Data entries
^^^^

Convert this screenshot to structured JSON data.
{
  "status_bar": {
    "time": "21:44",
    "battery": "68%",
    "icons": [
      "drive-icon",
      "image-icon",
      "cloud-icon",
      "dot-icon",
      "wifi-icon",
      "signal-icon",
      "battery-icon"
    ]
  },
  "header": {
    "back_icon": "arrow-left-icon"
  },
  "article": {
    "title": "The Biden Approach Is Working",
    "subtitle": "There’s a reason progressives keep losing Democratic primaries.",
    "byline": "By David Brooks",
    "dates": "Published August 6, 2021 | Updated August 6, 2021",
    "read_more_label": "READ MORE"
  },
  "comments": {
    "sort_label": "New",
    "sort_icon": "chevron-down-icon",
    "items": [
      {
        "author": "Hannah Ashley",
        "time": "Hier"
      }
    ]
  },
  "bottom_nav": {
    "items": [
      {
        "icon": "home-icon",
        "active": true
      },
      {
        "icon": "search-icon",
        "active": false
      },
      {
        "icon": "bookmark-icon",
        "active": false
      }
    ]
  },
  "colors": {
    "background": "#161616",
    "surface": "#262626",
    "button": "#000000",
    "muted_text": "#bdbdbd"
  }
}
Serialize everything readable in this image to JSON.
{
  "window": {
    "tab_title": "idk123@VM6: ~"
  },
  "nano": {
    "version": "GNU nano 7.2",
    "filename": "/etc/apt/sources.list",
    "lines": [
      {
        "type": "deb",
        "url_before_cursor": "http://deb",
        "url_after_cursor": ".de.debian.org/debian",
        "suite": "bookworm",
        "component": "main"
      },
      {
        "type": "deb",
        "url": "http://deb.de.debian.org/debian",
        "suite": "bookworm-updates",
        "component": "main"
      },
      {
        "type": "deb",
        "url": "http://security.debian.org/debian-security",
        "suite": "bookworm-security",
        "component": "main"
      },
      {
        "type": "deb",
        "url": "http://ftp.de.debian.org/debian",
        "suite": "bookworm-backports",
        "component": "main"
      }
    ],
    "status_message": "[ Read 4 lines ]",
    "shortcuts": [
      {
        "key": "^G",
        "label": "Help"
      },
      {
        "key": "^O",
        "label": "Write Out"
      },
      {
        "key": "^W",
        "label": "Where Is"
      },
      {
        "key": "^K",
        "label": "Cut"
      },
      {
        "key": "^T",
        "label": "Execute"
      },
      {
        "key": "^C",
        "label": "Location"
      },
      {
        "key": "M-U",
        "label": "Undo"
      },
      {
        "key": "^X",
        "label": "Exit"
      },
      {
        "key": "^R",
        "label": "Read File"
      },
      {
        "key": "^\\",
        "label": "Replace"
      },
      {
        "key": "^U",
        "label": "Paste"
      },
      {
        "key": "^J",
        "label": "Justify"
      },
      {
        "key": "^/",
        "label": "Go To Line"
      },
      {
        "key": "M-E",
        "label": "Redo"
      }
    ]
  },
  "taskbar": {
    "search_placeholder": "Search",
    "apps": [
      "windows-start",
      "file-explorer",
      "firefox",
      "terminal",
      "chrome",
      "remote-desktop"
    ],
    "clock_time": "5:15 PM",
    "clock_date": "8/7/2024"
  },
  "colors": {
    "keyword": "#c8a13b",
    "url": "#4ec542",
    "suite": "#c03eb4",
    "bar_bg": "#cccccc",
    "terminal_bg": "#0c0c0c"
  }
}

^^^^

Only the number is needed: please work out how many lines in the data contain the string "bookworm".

- **Solution below**
4